Now, clearly, there's more to curbing sprawl than simply promoting residential density. And Portland's planning laws have helped the city in lots of other ways. Among them, Portland and its suburbs bucked the national trend over the 1990s by growing more economically integrated, with less separation of haves and have-nots -- in part because the metro government encouraged apartments in suburban centers.

In sum, I think that Portland's land use laws are certainly setting the city on a more sustainable trajectory than other similarly sized cities in the US. But the city's current state (rather than its trajectory) falls far, far short of NYC.

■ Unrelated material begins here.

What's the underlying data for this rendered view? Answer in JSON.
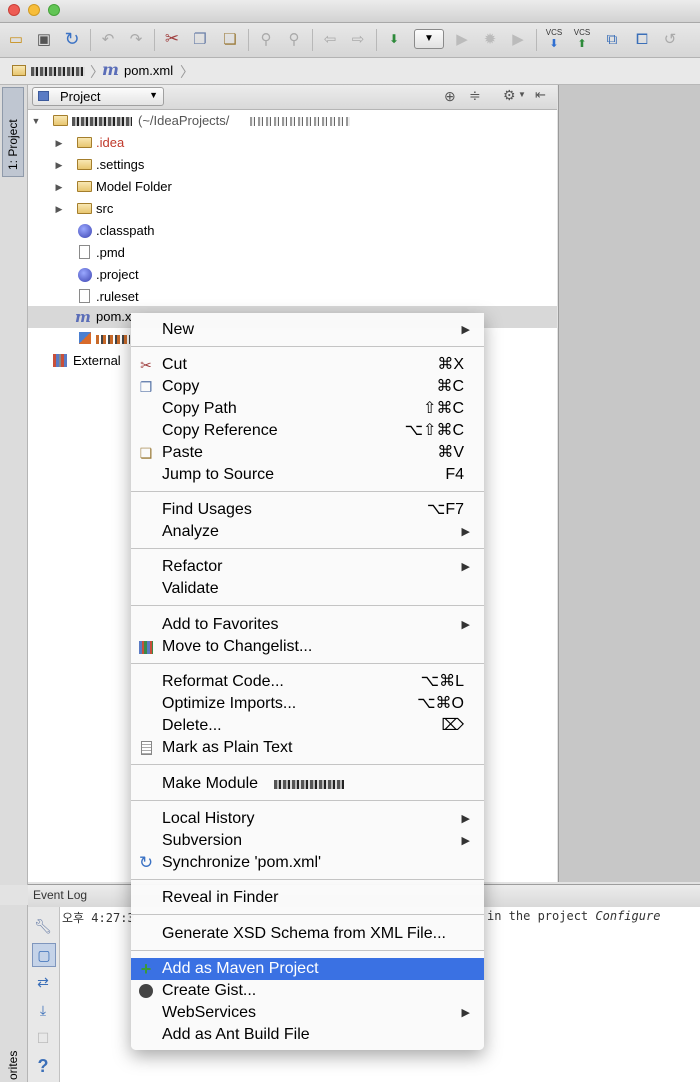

On anti-density sentiment: It's probably less prevalent here than in other parts of the country. But it's prevalent enough -- see, eg., recent op eds against higher density near Seattle's downtown; community opposition to 6-story buildings on Broadway--a busy commercial street in a neighborhood that's adjacent to the largest US urban center within 800 miles; Portland voter's approval in 2002 for a measure to "prohibit increased density in existing neighborhoods..." (see http://www.metro-region.org/article.cfm?ArticleID=2935).

There are other examples, of course--these are off the top of my head. Now, I don't think these things, by themselves, prove that northwesterners are intensely opposed to density--just that the goal of creating compact residential neighborhoods is perhaps less widely shared than I'd like. And, of course, there are countervailing examples as well, including Washington and Oregon's (somewhat besieged) growth managment laws -- which, as tepid as they may be compared with, say, BC's policies, are probably about as good as you'll find in the US.

So that's that. I'll concede everyone's points and duck out of the thread now...

Posted by: Clark Williams-Derry | Jun 9, 2005 10:49:10 AM